What is Insulin Resistance?

Normal Person

After a meal there is a rise in blood glucose in the body. This stimulates the pancreas to secrete insulin. Insulin attaches to the insulin receptors on the cell surface and enables the glucose to enter muscle and fat cells where it is stored or burned for energy.

Insulin Resistance

The pancreas secretes sufficient insulin but the body is resistant to the insulin. To compensate, the pancreas secretes more and more insulin. The excess insulin manages to keep the blood glucose within the upper limit of the normal range, so diabetes does not occur. However, the high insulin levels lead to high triglyceride levels, low good cholesterol (HDL-C), high blood pressure, and all signs of metabolic syndrome. This raises the risk for heart attack. In this case, the fasting blood glucose may be between 6.0 and 7.0 mmol/L (impaired fasting glucose) or blood sugar levels may rise to high levels after meals.

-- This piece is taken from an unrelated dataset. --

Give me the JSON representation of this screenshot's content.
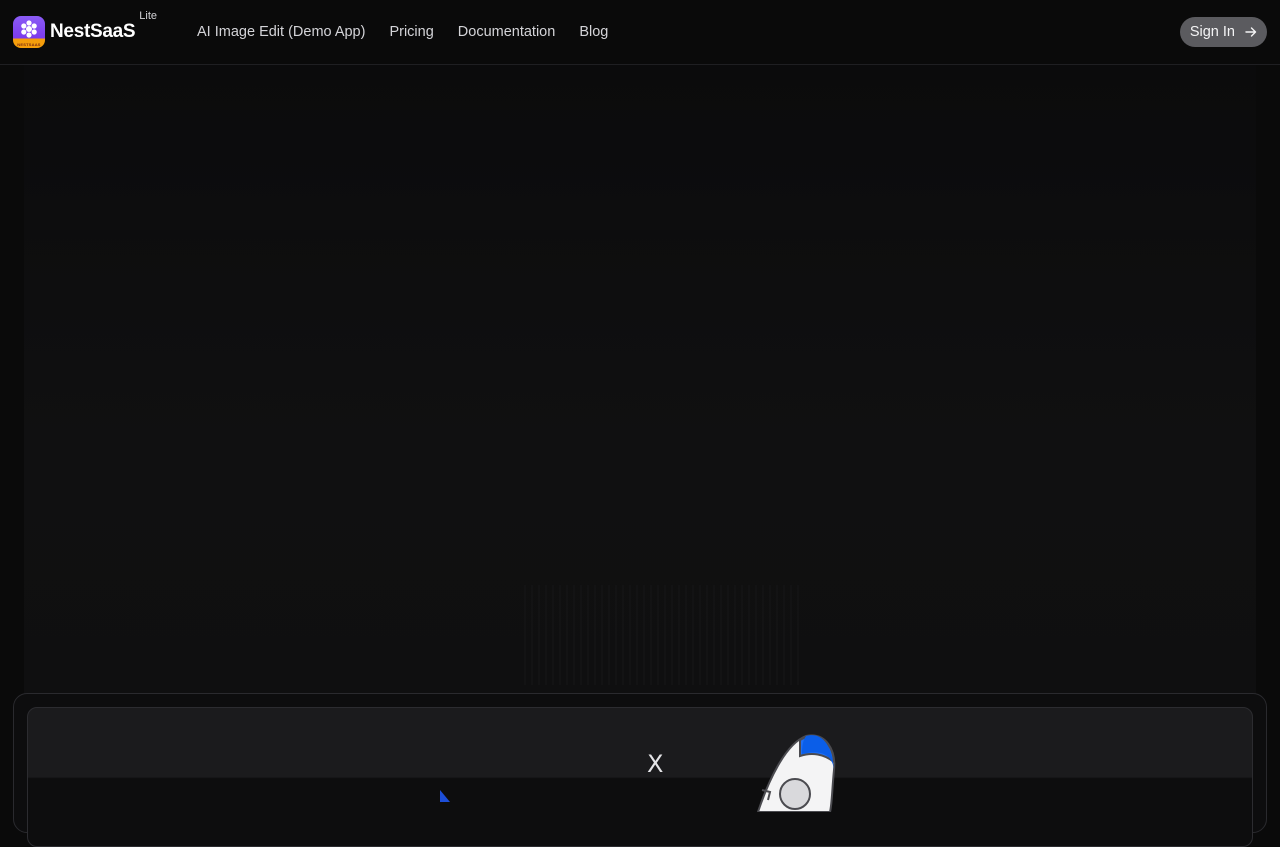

Insulin resistance is caused in a large part by weight gain, especially around the middle. It can be worsened by the over-consumption of refined carbohydrates, such as bread, pastas, and sugary foods. Weight reduction can result in a 30%-60% improvement in insulin sensitivity.